__WHAT YOU SHOULD DO__. Look through the records, and wherever the string "heart" turns up, copy out that line.

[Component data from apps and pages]
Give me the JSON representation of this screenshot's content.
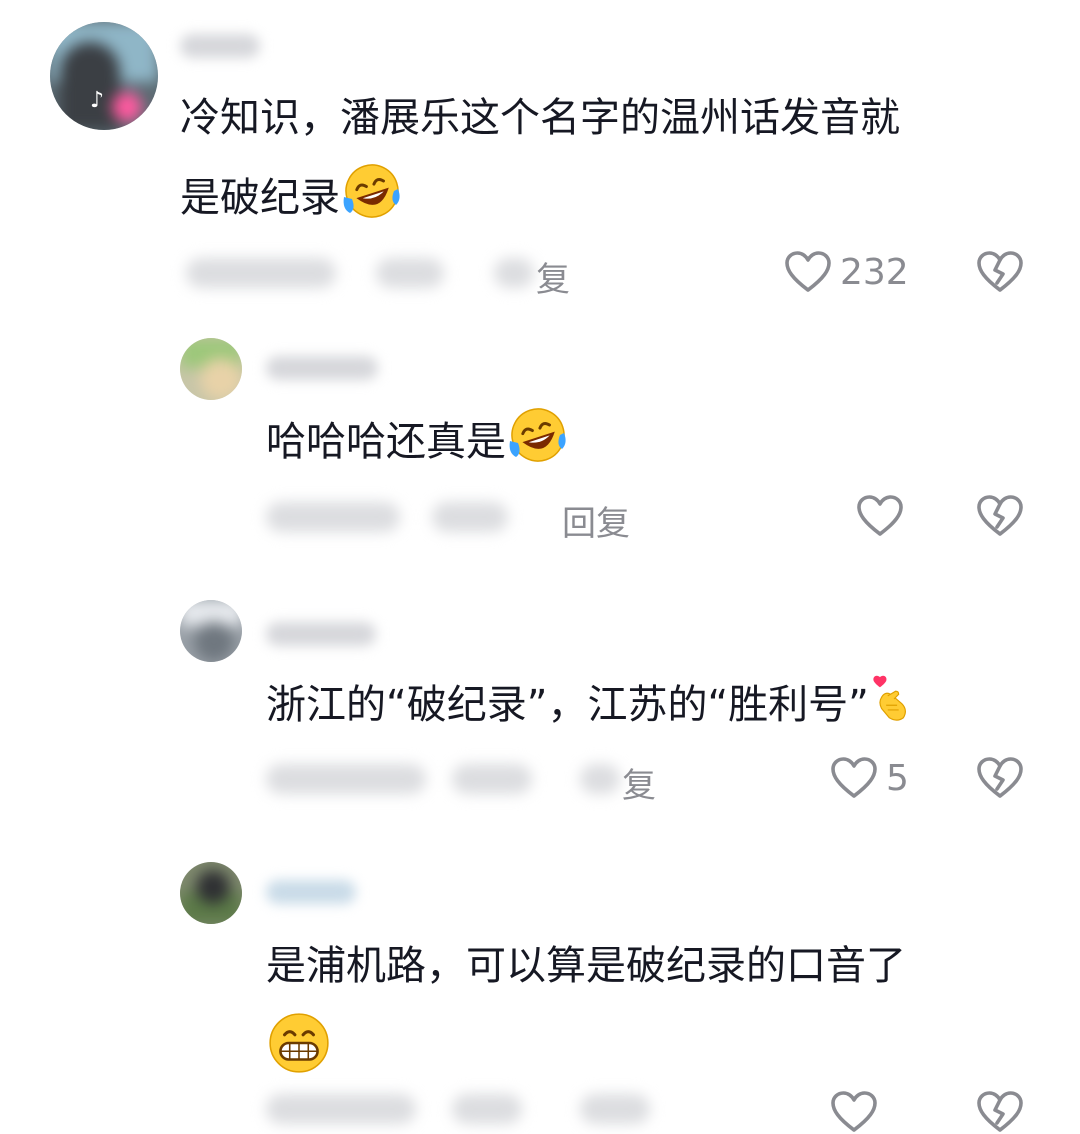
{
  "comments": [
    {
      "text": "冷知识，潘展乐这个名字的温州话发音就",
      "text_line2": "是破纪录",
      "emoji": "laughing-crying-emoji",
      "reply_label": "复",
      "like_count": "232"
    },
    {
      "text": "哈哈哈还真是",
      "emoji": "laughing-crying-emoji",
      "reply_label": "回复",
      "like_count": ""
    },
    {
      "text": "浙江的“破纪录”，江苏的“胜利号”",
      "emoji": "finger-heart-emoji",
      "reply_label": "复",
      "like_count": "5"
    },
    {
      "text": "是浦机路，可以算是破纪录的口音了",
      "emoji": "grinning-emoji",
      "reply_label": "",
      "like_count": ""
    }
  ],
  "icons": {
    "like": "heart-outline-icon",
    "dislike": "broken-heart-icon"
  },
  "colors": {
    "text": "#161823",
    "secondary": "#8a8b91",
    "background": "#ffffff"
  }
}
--
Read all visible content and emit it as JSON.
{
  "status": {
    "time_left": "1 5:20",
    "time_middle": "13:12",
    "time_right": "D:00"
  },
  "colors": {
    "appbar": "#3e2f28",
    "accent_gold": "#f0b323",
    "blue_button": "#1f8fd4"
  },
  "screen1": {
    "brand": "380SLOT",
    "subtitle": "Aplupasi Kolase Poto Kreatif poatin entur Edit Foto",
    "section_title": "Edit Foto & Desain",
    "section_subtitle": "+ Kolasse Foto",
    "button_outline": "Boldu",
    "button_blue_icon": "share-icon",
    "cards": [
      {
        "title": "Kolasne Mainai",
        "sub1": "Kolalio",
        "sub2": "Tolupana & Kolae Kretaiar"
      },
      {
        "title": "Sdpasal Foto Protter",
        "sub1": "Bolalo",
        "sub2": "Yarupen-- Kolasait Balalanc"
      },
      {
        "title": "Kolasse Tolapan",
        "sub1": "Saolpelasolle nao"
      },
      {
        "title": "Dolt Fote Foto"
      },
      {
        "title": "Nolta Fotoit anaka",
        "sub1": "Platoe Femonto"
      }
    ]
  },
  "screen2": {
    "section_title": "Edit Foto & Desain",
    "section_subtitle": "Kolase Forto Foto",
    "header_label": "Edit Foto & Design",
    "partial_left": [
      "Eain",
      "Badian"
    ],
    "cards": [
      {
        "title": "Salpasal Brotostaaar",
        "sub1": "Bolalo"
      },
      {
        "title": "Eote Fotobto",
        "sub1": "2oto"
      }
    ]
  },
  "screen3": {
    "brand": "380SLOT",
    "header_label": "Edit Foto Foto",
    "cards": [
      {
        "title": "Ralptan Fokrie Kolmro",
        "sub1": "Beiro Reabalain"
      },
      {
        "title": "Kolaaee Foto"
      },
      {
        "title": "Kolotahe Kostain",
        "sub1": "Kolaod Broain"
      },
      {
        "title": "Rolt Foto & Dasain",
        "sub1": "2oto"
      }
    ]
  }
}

__OUTPUT FOR THIS EXERCISE__.
      "emoji": "finger-heart-emoji",
    "like": "heart-outline-icon",
    "dislike": "broken-heart-icon"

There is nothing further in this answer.